Doing some quick research into this, the answer was not obvious how to proceed; but I did find an interesting paper by the developers of the COCO model:

Microsoft COCO: Common Objects in Context

Tsung-Yi Lin, Michael Maire, Serge Belongie, Lubomir Bourdev, Ross Girshick, James Hays, Pietro Perona, Deva Ramanan, C. Lawrence Zitnick, Piotr Dollár

(Submitted on 1 May 2014 (v1), last revised 21 Feb 2015 (this version, v3))

We present a new dataset with the goal of advancing the state-of-the-art in object recognition by placing the question of object recognition in the context of the broader question of scene understanding. This is achieved by gathering images of complex everyday scenes containing common objects in their natural context.

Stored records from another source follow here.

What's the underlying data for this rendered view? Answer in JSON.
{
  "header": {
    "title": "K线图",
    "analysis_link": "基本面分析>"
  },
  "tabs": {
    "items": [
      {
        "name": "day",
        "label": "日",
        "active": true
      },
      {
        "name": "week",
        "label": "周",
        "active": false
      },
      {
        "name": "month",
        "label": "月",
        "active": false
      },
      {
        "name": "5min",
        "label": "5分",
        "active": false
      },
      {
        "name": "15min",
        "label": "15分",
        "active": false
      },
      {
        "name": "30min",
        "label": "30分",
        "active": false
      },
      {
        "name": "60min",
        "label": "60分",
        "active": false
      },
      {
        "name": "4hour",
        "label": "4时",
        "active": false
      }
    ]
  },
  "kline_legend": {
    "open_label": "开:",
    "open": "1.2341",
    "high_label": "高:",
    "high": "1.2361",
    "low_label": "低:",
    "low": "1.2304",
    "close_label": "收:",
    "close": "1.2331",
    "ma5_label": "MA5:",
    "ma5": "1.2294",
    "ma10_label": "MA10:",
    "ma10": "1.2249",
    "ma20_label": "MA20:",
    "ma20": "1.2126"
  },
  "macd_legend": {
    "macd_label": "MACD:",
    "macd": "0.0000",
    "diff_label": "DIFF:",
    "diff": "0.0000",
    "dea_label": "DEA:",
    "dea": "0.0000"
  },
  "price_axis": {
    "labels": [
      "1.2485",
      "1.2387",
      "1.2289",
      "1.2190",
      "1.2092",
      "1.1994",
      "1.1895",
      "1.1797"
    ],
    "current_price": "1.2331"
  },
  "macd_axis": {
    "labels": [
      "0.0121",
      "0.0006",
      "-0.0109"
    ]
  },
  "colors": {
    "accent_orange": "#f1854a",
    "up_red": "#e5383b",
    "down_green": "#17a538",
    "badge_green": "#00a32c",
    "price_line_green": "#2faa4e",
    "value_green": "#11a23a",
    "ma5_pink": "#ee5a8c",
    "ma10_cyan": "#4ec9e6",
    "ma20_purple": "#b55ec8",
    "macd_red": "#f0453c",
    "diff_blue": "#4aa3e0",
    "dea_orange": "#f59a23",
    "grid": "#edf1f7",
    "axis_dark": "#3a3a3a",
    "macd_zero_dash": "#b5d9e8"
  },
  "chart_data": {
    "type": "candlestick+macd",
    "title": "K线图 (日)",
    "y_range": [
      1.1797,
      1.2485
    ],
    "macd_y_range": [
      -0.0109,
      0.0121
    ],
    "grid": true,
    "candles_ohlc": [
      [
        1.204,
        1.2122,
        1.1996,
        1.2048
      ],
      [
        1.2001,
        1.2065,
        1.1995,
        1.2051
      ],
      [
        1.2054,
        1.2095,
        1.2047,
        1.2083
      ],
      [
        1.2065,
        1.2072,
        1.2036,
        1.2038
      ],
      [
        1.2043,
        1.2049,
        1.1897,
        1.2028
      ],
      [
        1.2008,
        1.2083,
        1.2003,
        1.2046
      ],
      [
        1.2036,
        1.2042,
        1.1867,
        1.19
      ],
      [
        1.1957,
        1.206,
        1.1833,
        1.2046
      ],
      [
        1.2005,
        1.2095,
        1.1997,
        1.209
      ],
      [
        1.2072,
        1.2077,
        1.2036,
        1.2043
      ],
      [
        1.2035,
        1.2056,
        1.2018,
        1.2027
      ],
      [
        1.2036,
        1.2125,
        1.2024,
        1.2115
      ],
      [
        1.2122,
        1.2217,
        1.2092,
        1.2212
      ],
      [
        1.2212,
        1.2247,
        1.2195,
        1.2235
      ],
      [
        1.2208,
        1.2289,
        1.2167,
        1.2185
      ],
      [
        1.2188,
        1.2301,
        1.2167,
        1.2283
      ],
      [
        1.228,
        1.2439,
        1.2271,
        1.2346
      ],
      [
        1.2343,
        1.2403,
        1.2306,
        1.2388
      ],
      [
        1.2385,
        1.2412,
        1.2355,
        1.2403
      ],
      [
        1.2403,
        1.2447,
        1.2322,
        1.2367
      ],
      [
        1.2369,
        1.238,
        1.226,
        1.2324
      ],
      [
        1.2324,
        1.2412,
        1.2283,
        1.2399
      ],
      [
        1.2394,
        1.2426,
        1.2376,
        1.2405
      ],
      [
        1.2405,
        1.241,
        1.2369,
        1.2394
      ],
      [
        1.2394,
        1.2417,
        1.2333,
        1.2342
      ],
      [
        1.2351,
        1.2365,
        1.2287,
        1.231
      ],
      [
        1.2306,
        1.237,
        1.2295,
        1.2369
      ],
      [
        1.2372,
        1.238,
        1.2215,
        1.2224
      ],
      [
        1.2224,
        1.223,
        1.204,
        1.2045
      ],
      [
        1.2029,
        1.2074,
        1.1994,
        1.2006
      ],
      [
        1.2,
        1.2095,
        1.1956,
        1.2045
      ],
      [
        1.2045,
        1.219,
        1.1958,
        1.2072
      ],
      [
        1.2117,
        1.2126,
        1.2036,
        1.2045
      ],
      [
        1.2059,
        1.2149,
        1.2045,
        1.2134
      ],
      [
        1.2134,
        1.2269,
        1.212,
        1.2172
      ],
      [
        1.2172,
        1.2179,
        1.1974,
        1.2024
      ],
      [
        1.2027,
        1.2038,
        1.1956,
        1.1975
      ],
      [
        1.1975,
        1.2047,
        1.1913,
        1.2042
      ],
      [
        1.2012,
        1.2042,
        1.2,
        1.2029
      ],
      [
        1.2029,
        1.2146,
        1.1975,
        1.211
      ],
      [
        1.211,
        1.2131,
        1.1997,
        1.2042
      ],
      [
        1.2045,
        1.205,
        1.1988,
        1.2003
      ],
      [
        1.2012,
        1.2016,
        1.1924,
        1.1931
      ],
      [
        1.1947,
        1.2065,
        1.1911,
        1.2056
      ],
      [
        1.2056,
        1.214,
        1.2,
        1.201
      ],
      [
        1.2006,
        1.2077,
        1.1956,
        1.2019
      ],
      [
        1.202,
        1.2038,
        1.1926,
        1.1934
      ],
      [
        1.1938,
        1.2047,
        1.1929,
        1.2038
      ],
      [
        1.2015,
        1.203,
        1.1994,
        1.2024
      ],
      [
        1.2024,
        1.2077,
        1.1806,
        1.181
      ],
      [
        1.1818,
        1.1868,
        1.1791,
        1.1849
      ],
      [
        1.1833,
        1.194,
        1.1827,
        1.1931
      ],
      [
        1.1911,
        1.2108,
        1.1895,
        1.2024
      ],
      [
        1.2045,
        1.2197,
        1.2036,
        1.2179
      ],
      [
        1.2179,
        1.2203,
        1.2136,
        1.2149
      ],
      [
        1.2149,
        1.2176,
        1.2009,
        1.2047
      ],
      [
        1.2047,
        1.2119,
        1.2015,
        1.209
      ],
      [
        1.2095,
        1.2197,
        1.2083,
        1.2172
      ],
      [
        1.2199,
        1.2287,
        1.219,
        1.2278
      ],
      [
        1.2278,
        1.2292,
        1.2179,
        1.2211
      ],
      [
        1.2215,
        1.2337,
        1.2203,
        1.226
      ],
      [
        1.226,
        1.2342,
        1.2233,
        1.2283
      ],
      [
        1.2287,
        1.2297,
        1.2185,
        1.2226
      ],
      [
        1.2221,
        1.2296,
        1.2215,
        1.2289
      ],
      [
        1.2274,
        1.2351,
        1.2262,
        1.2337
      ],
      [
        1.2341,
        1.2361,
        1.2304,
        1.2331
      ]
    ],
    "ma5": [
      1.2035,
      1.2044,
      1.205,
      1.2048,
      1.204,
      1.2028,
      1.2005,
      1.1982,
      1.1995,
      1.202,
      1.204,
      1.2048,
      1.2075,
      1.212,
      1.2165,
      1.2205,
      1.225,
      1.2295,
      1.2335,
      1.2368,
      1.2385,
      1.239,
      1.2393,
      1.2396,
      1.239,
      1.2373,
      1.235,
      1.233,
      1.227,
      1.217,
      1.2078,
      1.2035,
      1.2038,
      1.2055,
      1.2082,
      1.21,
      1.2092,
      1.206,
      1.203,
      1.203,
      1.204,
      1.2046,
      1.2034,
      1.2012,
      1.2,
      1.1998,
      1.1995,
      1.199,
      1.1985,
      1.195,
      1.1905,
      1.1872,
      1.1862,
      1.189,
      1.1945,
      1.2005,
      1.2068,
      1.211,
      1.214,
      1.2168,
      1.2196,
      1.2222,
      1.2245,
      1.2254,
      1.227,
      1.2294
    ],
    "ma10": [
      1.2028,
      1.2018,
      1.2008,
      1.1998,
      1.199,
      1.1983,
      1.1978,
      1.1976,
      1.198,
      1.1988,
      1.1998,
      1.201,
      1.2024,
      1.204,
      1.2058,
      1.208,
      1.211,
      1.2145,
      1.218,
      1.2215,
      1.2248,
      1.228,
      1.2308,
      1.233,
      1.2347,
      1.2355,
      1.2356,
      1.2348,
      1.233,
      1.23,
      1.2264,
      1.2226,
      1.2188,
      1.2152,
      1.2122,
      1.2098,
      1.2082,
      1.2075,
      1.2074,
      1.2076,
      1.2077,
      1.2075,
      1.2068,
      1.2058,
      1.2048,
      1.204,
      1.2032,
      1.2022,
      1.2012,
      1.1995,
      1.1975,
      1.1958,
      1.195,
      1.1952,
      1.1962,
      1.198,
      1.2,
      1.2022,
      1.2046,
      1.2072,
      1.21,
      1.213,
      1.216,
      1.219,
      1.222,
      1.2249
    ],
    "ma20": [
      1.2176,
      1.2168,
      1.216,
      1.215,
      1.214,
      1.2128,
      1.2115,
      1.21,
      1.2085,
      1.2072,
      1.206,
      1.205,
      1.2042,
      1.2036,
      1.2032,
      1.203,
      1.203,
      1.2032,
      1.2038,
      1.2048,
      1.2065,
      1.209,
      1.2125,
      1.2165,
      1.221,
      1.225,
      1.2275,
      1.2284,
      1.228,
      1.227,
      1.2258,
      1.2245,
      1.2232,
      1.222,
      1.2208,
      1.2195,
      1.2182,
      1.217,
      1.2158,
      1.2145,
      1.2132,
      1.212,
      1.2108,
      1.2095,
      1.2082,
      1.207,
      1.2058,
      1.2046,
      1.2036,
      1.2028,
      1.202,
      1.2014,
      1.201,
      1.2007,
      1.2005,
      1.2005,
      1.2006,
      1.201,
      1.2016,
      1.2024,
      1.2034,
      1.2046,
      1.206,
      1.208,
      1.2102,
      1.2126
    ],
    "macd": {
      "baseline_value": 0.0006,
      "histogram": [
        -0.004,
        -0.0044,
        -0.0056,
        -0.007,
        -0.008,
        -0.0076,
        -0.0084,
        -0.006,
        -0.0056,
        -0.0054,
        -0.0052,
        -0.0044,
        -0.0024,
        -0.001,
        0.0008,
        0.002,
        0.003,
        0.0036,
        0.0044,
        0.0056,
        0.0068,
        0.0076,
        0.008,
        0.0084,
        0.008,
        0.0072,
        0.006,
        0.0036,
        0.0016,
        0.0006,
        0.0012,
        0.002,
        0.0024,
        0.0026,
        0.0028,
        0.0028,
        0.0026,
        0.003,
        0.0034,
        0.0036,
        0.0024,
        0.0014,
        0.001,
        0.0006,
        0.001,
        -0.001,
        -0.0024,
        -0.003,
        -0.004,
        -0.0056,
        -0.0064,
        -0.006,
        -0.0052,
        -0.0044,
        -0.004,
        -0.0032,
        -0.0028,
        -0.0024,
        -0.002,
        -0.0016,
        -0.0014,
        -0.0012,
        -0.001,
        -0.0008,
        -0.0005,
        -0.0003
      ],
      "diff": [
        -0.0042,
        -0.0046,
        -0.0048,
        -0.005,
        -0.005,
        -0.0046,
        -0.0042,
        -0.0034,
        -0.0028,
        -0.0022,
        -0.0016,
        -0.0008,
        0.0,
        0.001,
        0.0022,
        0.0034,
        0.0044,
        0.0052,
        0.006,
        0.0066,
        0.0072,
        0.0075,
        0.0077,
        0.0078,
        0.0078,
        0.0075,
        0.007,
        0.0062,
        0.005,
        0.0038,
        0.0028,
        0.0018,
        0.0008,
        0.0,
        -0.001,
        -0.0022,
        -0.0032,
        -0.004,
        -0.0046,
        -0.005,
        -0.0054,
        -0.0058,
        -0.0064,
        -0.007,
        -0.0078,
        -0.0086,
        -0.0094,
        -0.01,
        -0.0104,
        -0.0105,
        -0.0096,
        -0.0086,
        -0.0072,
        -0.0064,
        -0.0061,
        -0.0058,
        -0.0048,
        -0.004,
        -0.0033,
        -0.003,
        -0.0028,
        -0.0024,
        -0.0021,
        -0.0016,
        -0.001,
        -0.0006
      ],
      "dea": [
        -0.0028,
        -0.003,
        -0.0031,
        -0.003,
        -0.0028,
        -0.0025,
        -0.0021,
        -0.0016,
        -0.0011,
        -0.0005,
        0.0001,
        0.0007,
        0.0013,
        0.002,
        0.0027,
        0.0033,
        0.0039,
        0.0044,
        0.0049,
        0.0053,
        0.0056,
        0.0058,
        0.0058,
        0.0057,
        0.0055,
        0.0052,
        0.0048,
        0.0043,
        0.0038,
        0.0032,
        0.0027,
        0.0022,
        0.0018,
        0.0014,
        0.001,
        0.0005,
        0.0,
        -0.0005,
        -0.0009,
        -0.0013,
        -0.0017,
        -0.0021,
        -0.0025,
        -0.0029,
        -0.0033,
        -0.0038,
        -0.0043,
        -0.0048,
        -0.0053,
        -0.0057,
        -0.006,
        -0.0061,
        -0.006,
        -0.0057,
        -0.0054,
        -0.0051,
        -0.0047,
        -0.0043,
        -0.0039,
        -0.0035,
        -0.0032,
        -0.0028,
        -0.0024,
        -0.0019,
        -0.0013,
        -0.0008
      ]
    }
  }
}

Objects are labeled using per-instance segmentations to aid in precise object localization. Our dataset contains photos of 91 objects types that would be easily recognizable by a 4 year old. With a total of 2.5 million labeled instances in 328k images, the creation of our dataset drew upon extensive crowd worker involvement via novel user interfaces for category detection, instance spotting and instance segmentation. We present a detailed statistical analysis of the dataset in comparison to PASCAL, ImageNet, and SUN. Finally, we provide baseline performance analysis for bounding box and segmentation detection results using a Deformable Parts Model.

Also, directly available here in PDF.